Problem description
Filtering the records below, copy only those lines that include the word "Faxes".

Material supplied
-------------------------
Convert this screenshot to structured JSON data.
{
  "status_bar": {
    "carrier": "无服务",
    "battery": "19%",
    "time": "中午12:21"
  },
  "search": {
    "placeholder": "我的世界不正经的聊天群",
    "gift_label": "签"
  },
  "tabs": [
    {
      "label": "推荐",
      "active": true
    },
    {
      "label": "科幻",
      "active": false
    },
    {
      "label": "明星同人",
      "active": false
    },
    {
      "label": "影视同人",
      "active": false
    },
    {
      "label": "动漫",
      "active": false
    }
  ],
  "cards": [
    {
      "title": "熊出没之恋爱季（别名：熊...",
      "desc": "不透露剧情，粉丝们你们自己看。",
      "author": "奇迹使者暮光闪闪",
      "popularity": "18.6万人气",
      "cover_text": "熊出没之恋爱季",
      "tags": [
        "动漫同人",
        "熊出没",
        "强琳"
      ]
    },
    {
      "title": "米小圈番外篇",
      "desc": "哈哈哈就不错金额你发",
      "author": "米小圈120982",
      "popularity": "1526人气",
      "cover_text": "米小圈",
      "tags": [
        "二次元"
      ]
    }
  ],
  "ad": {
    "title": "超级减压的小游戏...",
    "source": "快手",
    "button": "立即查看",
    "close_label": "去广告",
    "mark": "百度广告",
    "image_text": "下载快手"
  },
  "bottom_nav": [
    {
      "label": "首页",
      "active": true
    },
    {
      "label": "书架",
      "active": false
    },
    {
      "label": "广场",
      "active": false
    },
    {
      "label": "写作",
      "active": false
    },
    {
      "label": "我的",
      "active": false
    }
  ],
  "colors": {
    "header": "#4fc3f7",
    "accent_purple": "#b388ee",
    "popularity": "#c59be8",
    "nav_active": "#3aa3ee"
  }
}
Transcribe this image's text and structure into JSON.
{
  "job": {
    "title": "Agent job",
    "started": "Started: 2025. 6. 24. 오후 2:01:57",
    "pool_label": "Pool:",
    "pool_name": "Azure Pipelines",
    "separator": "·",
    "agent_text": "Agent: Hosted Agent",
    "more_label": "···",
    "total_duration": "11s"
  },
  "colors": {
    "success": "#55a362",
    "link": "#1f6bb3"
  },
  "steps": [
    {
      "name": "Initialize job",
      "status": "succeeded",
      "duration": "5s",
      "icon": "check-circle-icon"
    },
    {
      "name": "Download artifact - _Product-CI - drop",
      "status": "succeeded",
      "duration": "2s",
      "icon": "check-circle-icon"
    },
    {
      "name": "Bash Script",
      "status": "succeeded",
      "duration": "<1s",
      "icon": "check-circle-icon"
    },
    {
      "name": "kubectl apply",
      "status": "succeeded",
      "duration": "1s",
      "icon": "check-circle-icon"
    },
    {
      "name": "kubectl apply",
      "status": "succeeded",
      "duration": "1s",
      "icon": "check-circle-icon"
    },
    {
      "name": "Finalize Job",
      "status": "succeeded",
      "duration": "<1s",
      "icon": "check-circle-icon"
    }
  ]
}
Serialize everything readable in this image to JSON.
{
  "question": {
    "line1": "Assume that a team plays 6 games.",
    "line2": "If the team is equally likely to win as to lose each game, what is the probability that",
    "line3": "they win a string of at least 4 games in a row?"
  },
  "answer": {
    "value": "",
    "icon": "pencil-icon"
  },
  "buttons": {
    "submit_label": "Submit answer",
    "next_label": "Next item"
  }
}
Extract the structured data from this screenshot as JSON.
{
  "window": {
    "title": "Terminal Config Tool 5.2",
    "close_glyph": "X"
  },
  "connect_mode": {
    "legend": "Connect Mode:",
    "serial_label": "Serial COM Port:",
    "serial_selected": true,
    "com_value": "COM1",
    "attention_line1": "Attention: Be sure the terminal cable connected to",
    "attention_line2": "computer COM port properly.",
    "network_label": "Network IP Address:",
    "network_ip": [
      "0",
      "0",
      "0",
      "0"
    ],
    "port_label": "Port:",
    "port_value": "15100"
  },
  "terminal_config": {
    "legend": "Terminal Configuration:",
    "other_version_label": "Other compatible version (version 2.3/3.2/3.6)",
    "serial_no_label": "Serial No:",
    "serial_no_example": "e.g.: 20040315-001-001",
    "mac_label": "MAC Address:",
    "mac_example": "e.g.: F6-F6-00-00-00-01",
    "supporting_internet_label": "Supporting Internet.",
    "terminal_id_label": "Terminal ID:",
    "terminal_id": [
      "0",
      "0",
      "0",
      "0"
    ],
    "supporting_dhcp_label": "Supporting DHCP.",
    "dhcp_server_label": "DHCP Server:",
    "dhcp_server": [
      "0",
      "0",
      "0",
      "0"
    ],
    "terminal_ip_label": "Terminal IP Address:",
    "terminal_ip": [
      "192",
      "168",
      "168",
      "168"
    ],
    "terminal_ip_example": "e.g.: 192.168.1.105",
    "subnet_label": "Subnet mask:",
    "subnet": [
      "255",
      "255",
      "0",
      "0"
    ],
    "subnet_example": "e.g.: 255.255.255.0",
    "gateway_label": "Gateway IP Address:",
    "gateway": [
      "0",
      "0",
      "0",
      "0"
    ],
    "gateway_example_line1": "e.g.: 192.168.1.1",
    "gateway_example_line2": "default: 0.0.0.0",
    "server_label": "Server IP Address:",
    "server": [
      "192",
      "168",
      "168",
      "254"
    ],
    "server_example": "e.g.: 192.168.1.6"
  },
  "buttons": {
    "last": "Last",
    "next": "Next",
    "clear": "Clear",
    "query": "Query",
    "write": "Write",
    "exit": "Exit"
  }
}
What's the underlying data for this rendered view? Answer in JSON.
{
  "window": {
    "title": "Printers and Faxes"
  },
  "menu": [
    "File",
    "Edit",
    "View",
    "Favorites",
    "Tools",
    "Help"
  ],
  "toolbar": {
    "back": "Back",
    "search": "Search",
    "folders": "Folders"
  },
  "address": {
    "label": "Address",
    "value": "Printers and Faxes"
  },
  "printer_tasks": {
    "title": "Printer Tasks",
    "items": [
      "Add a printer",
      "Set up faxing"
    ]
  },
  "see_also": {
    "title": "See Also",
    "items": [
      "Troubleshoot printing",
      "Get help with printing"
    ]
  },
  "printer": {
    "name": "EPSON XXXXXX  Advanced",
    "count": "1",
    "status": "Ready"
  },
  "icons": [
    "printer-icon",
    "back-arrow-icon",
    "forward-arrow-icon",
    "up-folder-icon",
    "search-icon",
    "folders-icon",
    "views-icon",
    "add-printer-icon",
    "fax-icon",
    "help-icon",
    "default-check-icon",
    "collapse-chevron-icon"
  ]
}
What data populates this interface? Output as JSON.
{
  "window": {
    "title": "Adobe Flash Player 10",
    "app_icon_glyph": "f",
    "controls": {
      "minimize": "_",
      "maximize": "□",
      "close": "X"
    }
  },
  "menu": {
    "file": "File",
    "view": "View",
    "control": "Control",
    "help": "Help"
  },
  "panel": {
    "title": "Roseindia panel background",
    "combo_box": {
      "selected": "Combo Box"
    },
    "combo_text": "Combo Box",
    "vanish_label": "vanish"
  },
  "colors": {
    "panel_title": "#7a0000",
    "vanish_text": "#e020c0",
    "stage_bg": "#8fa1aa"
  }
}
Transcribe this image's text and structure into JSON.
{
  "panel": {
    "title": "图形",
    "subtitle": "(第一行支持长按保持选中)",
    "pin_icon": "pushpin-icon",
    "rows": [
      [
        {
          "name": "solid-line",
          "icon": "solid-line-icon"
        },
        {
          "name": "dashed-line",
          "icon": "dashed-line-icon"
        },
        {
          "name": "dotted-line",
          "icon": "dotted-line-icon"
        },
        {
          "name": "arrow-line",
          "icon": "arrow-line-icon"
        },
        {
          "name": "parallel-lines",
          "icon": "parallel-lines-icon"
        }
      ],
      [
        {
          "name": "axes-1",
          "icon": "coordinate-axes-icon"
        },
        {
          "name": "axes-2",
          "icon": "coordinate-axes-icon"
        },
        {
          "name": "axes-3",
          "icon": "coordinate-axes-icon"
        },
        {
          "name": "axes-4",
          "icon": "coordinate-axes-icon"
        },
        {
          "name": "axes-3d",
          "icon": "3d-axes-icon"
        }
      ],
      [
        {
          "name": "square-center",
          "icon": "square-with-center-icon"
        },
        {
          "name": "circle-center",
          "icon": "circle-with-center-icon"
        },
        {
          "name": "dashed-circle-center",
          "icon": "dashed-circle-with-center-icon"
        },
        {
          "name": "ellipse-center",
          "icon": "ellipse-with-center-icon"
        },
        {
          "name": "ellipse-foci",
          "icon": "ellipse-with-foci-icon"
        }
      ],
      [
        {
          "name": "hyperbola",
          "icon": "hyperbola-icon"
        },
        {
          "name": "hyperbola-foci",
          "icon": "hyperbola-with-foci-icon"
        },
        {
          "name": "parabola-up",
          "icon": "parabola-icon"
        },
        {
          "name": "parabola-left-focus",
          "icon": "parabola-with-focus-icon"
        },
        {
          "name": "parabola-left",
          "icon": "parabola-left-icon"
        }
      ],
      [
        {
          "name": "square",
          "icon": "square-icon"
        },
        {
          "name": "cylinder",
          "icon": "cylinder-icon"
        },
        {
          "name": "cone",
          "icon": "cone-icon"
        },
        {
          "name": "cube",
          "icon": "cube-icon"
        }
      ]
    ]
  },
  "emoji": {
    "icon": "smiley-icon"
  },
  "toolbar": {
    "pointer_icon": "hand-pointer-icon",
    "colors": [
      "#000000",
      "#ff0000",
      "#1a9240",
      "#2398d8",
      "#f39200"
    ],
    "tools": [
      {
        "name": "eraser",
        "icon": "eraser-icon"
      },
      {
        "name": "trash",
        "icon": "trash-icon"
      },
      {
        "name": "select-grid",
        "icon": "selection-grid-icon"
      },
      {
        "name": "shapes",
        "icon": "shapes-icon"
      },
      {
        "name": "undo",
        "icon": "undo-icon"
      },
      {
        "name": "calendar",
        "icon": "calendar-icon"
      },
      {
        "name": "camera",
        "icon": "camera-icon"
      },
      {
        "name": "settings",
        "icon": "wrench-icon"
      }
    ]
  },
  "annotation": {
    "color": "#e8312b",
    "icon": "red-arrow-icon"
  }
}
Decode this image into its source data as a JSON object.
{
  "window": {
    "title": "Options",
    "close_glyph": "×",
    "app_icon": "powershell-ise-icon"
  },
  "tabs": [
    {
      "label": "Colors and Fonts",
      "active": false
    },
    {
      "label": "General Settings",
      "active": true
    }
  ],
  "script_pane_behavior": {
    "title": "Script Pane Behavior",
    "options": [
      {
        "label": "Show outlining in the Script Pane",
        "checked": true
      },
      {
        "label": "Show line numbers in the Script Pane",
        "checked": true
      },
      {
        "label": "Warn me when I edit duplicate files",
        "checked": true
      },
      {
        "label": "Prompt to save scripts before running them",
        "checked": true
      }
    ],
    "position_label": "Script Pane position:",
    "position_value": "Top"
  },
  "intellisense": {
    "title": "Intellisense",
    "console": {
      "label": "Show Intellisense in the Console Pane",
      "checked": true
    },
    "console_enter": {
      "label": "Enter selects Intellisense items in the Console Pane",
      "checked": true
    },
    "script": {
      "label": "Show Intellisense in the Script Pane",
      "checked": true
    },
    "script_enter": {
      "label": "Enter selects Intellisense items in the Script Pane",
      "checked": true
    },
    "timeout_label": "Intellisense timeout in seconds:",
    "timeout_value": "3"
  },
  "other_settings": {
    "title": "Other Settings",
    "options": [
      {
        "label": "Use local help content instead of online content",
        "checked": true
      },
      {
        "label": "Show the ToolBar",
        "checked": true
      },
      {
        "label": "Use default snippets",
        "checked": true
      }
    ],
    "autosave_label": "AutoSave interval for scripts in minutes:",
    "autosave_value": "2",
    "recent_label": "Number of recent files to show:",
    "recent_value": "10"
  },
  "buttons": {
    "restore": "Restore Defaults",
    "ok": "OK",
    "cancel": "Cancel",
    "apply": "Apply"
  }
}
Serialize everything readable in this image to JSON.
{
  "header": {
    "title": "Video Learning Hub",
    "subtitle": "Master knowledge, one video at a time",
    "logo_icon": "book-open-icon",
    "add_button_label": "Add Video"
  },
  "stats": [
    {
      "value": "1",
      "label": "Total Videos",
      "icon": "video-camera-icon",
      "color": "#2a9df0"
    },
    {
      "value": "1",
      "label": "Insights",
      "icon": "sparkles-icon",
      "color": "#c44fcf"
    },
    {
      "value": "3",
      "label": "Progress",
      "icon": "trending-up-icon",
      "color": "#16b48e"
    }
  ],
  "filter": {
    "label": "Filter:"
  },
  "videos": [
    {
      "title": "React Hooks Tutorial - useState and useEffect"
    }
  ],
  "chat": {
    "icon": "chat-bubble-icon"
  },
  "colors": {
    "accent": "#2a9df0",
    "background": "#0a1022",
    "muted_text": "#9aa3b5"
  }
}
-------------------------
The completed task
    "title": "Printers and Faxes"
    "value": "Printers and Faxes"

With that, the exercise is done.